Segment Start: Provided data

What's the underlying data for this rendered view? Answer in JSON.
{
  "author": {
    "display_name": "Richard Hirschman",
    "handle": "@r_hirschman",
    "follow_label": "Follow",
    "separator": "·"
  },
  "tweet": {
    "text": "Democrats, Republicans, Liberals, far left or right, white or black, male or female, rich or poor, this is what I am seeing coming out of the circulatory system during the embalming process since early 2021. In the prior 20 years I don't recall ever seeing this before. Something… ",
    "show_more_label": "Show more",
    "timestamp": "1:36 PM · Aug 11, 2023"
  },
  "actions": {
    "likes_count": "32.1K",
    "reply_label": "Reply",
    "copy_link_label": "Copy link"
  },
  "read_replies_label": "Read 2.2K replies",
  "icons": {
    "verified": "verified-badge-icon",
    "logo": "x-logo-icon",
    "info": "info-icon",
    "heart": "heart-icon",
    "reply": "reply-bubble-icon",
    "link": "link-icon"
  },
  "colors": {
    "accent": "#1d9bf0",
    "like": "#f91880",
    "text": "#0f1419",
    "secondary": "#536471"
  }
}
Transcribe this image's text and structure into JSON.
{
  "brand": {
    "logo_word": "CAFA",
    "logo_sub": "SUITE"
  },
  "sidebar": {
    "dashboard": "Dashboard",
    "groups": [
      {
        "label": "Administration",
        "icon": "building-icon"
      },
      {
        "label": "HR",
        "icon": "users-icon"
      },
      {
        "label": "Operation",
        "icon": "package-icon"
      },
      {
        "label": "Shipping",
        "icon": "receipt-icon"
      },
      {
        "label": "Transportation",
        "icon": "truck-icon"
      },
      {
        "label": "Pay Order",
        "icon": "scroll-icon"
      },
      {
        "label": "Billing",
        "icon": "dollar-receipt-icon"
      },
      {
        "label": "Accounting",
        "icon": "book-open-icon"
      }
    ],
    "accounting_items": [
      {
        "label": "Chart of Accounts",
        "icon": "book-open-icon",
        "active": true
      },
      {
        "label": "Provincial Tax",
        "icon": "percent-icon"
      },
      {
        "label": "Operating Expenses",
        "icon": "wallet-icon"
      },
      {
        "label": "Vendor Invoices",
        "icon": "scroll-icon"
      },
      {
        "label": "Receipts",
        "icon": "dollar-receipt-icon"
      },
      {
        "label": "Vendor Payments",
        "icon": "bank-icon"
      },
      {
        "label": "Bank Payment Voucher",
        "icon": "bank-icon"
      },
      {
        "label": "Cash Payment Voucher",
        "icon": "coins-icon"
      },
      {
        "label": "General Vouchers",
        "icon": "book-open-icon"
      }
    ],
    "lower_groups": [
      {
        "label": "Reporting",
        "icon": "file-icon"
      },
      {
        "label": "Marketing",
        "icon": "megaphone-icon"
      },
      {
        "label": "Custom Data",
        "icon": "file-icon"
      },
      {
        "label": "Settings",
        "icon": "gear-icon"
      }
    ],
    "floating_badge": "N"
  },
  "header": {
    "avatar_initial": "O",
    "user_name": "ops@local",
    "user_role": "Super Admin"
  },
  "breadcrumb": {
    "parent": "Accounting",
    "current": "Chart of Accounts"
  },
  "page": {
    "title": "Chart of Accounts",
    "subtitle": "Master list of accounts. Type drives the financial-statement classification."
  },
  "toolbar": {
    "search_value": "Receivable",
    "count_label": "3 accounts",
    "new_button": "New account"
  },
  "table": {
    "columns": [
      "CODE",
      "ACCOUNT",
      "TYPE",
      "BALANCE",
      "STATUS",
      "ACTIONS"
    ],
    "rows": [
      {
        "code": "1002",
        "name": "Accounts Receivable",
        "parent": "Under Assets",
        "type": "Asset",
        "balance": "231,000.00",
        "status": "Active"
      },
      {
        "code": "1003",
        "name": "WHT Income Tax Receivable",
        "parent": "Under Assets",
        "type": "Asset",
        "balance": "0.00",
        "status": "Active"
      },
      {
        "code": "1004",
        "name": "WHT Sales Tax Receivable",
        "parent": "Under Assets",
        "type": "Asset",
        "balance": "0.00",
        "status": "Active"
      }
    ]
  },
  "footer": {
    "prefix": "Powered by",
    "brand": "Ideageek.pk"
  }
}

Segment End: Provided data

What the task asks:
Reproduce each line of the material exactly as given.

Written reply:
What's the underlying data for this rendered view? Answer in JSON.
{
  "author": {
    "display_name": "Richard Hirschman",
    "handle": "@r_hirschman",
    "follow_label": "Follow",
    "separator": "·"
  },
  "tweet": {
    "text": "Democrats, Republicans, Liberals, far left or right, white or black, male or female, rich or poor, this is what I am seeing coming out of the circulatory system during the embalming process since early 2021. In the prior 20 years I don't recall ever seeing this before. Something… ",
    "show_more_label": "Show more",
    "timestamp": "1:36 PM · Aug 11, 2023"
  },
  "actions": {
    "likes_count": "32.1K",
    "reply_label": "Reply",
    "copy_link_label": "Copy link"
  },
  "read_replies_label": "Read 2.2K replies",
  "icons": {
    "verified": "verified-badge-icon",
    "logo": "x-logo-icon",
    "info": "info-icon",
    "heart": "heart-icon",
    "reply": "reply-bubble-icon",
    "link": "link-icon"
  },
  "colors": {
    "accent": "#1d9bf0",
    "like": "#f91880",
    "text": "#0f1419",
    "secondary": "#536471"
  }
}
Transcribe this image's text and structure into JSON.
{
  "brand": {
    "logo_word": "CAFA",
    "logo_sub": "SUITE"
  },
  "sidebar": {
    "dashboard": "Dashboard",
    "groups": [
      {
        "label": "Administration",
        "icon": "building-icon"
      },
      {
        "label": "HR",
        "icon": "users-icon"
      },
      {
        "label": "Operation",
        "icon": "package-icon"
      },
      {
        "label": "Shipping",
        "icon": "receipt-icon"
      },
      {
        "label": "Transportation",
        "icon": "truck-icon"
      },
      {
        "label": "Pay Order",
        "icon": "scroll-icon"
      },
      {
        "label": "Billing",
        "icon": "dollar-receipt-icon"
      },
      {
        "label": "Accounting",
        "icon": "book-open-icon"
      }
    ],
    "accounting_items": [
      {
        "label": "Chart of Accounts",
        "icon": "book-open-icon",
        "active": true
      },
      {
        "label": "Provincial Tax",
        "icon": "percent-icon"
      },
      {
        "label": "Operating Expenses",
        "icon": "wallet-icon"
      },
      {
        "label": "Vendor Invoices",
        "icon": "scroll-icon"
      },
      {
        "label": "Receipts",
        "icon": "dollar-receipt-icon"
      },
      {
        "label": "Vendor Payments",
        "icon": "bank-icon"
      },
      {
        "label": "Bank Payment Voucher",
        "icon": "bank-icon"
      },
      {
        "label": "Cash Payment Voucher",
        "icon": "coins-icon"
      },
      {
        "label": "General Vouchers",
        "icon": "book-open-icon"
      }
    ],
    "lower_groups": [
      {
        "label": "Reporting",
        "icon": "file-icon"
      },
      {
        "label": "Marketing",
        "icon": "megaphone-icon"
      },
      {
        "label": "Custom Data",
        "icon": "file-icon"
      },
      {
        "label": "Settings",
        "icon": "gear-icon"
      }
    ],
    "floating_badge": "N"
  },
  "header": {
    "avatar_initial": "O",
    "user_name": "ops@local",
    "user_role": "Super Admin"
  },
  "breadcrumb": {
    "parent": "Accounting",
    "current": "Chart of Accounts"
  },
  "page": {
    "title": "Chart of Accounts",
    "subtitle": "Master list of accounts. Type drives the financial-statement classification."
  },
  "toolbar": {
    "search_value": "Receivable",
    "count_label": "3 accounts",
    "new_button": "New account"
  },
  "table": {
    "columns": [
      "CODE",
      "ACCOUNT",
      "TYPE",
      "BALANCE",
      "STATUS",
      "ACTIONS"
    ],
    "rows": [
      {
        "code": "1002",
        "name": "Accounts Receivable",
        "parent": "Under Assets",
        "type": "Asset",
        "balance": "231,000.00",
        "status": "Active"
      },
      {
        "code": "1003",
        "name": "WHT Income Tax Receivable",
        "parent": "Under Assets",
        "type": "Asset",
        "balance": "0.00",
        "status": "Active"
      },
      {
        "code": "1004",
        "name": "WHT Sales Tax Receivable",
        "parent": "Under Assets",
        "type": "Asset",
        "balance": "0.00",
        "status": "Active"
      }
    ]
  },
  "footer": {
    "prefix": "Powered by",
    "brand": "Ideageek.pk"
  }
}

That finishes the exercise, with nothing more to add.